  • Abstract

    Background

    Dysbiosis may be defined as a change in the microbial composition or function that results in altered host function. Defensins are antimicrobial peptides, are part of innate immunity, and are important in host defense and maintaining homeostasis. Dysbiosis is a putative mechanism underlying the expression of many functional GI disorders like Irritable Bowel Syndrome (IBS) for which no biomarkers exist. Previous studies have revealed increased β-defensin (β-Def) levels in IBS patients, most likely due to changes in the microbiota.

    Aims

    We examined the hypotheses that: 1) Changes in β-Def are dependent on the manner in which dysbiosis is induced, and that 2) the direction of the change in β-Def depends on how dysbiosis was induced.

    Methods

    We used 4 models of experimentally induced dysbiosis to determine changes in fecal β-Def and to characterize the microbiota composition before and during the induction of dysbiosis. We used: 1) an antimicrobial cocktail (AC) in water; 2) a high-fat/ high-sugar diet (HFHSD); 3) a high salt diet (HSD) that we previously showed to induce a pro-inflammatory microbiota; and 4) mild restraint stress (MRS). All studies were performed in C57/BL6 mice except studies using MRS that were performed in NIH Swiss mice. In the AC or dietary studies, we employed a one-week intervention preceded by one-week baseline and recovery periods. In MRS studies, mice comparisons were made between a control and a stressed group. Stool samples were collected every 24 hours and were assayed for fecal β-Def levels analysis by an ELISA and microbial composition by 16S gene profiling.

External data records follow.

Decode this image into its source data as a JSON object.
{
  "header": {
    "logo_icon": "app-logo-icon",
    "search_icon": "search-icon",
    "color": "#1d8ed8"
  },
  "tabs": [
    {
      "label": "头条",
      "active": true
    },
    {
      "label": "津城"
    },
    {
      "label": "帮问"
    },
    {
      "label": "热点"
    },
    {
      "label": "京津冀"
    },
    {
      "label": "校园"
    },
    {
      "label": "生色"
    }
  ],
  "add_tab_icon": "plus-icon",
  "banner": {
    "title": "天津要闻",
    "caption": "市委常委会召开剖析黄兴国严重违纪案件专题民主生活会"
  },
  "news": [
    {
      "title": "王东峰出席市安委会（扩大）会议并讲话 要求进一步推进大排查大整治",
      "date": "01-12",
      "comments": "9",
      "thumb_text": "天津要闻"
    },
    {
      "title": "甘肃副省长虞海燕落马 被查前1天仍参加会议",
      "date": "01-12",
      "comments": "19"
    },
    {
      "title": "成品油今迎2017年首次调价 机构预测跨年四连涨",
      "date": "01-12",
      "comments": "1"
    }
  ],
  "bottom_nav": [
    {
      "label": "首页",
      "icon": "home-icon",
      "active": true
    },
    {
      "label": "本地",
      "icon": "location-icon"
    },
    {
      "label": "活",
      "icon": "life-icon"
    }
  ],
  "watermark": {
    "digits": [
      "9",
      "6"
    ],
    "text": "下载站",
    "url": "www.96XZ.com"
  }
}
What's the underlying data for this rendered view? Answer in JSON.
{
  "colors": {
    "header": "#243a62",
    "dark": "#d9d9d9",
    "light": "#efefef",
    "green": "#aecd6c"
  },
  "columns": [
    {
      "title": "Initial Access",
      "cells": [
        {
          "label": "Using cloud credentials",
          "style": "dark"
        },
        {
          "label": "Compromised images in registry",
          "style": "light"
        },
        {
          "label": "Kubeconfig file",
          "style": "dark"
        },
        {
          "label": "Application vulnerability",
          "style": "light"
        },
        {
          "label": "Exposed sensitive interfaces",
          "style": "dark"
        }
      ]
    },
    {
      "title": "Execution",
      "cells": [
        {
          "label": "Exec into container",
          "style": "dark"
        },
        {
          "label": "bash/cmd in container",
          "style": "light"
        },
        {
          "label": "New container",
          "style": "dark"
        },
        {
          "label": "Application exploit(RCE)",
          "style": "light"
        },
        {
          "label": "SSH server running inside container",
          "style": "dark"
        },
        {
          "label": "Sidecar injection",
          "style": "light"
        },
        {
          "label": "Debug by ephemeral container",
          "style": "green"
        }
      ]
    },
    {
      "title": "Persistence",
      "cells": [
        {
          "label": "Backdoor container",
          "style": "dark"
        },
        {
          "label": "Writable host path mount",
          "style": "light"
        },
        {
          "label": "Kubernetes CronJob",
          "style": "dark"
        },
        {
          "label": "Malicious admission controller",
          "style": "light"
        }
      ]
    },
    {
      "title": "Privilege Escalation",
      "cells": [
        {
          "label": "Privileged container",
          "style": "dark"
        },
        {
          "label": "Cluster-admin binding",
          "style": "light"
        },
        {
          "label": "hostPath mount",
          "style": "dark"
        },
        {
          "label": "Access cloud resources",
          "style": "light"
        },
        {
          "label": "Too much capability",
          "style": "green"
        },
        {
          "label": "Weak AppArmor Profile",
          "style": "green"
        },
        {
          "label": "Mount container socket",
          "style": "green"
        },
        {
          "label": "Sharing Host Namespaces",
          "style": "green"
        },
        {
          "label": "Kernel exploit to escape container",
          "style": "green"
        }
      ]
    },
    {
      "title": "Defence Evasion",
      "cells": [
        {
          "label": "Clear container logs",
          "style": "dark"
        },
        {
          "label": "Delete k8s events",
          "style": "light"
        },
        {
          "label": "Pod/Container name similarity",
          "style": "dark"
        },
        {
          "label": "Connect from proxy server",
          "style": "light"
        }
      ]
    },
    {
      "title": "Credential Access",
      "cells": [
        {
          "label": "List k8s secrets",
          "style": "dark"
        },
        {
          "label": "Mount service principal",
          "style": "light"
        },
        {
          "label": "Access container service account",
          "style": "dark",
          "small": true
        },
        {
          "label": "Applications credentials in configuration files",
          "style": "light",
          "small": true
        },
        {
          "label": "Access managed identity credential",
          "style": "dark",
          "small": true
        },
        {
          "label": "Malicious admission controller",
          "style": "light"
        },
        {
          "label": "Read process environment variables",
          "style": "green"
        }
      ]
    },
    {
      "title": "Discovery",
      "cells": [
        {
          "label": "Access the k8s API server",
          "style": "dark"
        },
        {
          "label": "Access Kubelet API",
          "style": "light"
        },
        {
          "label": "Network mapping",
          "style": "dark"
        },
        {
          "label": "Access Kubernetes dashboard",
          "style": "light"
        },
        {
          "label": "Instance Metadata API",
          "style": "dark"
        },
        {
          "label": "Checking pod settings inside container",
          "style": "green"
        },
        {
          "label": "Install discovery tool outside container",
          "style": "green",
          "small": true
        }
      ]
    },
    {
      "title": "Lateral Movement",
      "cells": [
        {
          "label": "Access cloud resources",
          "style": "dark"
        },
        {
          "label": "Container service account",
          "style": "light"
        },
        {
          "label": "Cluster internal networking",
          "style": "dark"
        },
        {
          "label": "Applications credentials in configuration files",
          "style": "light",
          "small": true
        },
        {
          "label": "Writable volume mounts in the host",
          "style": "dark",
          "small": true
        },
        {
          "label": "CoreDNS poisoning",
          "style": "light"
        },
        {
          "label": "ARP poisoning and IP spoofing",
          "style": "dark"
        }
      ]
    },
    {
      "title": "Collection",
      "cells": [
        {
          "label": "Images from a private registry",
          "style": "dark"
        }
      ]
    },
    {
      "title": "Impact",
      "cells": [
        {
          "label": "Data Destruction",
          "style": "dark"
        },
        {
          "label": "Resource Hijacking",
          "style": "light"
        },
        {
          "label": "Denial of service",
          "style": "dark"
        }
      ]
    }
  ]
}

    Results

    Exposure to AC or dietary change, but not MRS, resulted in significant decreases in fecal β-Def. Additionally, bacterial composition and diversity profiles were different in all mice except MRS mice (control vs. MRS males: p=0.414; control vs. MRS females: p=0.96). In contrast, mice exposed to the HSD revealed a significant increase in β-Def during treatment compared to baseline in both males (p=0.025) and females (p= 0.0019). The AC mice showed the largest changes and significant correlations between changes in β-Def levels and bacterial diversity (males: p=0.013, r=0.6; females: p=0.007, r=0.6) and richness (males: p=0.0008, r=0.70; females: p=0.003, r=0.62). However, no significant correlations were found between specific bacteria and β-Def levels in the HFHSD group.

    Conclusions

    We conclude that directional changes in fecal β-Def levels are dependent on the manner in which dysbiosis is induced. The use of β-Def as a biomarker requires comparisons with baseline levels obtained during remission in order to identify dysbiosis presence in microbiota-associated chronic GI conditions like IBS. Such an approach will identify patient subgroups that may benefit from microbiota-directed therapies.

    Funding Agencies

    CIHR

publication date

  • February 2020